Carrasco had struck out eight batters and given up just one run and two walks in the Indians' eventual 2-1 win over the Royals on Tuesday night at Kauffman Stadium.
But once the Tribe scored the go-ahead run in the top of the eighth, manager Terry Francona decided to give Carrasco a rest.
"When we got the lead, I just felt like -- I know it's a lot of trips to the mound -- but I felt like because he'd gotten that far, we could go ahead and match up," Francona said. "And instead of sending a guy out there that was maybe starting to get tired, we had fresh arms, and we were just going to keep zigzagging back and forth."
Carrasco's gem gave the Indians what they have needed for much of this season -- take some weight off their bullpen.
Outside of last weekend against Seattle, Cleveland starters have been relied on heavily this season to stretch deep into games and keep Francona from making trips to the mound.
Indians relievers went 0-4 with a 4.03 ERA in April, while improvements in May lifted those numbers to 4-8 with a 3.26 ERA and 12 saves prior to June.
Progress takes time, but Carrasco has played his part in letting his club have it, especially with wins in each of his past three starts.
In that stretch, Carrasco has given up no more than two runs and struck out no fewer than seven per game.

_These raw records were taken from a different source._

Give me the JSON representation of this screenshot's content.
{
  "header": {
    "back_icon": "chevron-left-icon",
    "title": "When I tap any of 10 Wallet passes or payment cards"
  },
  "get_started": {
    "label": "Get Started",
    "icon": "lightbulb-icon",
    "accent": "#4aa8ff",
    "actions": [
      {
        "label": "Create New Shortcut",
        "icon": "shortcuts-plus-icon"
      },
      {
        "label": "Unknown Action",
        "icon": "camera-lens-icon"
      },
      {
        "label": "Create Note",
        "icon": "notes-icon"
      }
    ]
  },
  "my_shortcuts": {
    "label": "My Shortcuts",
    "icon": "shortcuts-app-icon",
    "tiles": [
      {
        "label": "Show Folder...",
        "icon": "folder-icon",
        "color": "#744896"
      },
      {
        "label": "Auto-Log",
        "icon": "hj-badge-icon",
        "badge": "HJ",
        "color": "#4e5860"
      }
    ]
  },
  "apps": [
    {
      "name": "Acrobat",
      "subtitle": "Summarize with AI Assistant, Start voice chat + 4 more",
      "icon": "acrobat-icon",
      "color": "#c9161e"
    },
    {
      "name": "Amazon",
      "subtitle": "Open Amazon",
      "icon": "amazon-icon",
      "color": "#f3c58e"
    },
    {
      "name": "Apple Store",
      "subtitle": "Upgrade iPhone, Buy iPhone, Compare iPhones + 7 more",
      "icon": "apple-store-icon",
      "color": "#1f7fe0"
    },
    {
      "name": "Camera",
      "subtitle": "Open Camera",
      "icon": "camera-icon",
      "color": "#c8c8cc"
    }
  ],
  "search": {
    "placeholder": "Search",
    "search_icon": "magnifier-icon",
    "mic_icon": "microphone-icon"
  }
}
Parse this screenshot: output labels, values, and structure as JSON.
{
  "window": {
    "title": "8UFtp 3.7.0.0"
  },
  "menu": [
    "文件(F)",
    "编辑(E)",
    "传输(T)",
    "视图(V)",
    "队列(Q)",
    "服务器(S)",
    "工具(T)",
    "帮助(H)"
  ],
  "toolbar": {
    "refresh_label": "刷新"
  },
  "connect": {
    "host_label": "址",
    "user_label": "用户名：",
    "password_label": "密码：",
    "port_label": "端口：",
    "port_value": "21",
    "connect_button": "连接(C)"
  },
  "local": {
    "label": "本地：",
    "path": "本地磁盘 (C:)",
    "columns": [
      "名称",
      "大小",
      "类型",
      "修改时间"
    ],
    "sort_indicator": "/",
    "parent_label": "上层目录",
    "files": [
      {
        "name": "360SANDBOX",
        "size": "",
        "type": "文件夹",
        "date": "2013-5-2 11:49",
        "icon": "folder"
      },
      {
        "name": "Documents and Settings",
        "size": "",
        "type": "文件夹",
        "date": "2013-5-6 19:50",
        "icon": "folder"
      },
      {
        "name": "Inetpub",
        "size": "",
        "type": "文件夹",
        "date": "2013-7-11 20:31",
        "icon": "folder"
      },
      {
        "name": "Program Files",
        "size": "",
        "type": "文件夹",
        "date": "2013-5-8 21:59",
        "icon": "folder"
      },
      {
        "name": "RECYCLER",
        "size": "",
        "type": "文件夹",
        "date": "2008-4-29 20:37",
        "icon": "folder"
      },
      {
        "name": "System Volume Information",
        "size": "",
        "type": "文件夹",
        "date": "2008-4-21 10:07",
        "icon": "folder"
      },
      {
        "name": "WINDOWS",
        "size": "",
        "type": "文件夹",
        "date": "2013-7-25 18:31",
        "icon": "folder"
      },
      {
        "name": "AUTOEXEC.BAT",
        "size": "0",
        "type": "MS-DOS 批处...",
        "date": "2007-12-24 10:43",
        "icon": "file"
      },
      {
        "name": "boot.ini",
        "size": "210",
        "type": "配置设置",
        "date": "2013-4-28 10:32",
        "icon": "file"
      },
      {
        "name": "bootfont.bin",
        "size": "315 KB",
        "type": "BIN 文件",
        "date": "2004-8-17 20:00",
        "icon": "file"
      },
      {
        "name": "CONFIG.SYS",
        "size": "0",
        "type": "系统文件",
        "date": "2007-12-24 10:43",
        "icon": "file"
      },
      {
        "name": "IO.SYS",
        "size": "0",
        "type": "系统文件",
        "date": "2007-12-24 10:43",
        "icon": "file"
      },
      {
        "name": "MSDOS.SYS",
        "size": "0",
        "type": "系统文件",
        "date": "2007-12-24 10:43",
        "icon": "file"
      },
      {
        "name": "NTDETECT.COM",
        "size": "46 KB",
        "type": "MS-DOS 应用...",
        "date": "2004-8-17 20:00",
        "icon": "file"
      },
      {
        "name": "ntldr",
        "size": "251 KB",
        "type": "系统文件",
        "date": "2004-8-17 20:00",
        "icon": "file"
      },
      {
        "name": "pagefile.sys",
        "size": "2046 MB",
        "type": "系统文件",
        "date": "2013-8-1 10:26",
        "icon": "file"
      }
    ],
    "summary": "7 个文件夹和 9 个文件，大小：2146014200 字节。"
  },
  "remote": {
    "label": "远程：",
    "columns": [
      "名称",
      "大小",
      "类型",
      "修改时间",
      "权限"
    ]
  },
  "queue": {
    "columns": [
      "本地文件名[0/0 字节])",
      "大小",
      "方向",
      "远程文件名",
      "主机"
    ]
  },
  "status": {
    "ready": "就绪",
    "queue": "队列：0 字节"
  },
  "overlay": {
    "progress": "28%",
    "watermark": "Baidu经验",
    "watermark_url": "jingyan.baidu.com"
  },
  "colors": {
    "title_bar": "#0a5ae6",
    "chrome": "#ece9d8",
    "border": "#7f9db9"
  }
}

He also walked just five batters across all three.
"I just work a lot between innings, and I just kind of go from there," Carrasco said. "I'm trying to do my job, and that's what it did for the last three starts. I need to continue to do that."
Carrasco lasted just as long in his previous outing in Kansas City at the beginning of May, though 10 runs from the Indians' offense in that game made for a much different night.
"I used more changeups today, a couple of strikeouts with my slider," Carrasco said. "But more importantly, I worked on using my fastball first, and they were swinging a lot, too, so you just kind of go from there."
The Royals only managed to turn one of their five hits into a run -- an RBI single from Eric Hosmer in the third inning -- when Carrasco threw a pitch farther inside than he intended.
"Because he only had two walks, he was able to pitch that deep into the game. And there were a couple of innings where he had some traffic on the bases, but he pounded the zone with his fastball, and it set up his changeup," Francona said. "But boy, I'll tell you what, man, you get that far and give up one, we'll take it."
Carrasco is now on a seven-game streak of six or more innings with six or more strikeouts and three or fewer walks -- the third longest stretch in franchise history behind Corey Kluber (9) and CC Sabathia (8).
Jordan Wilson is an associate reporter for MLB.com.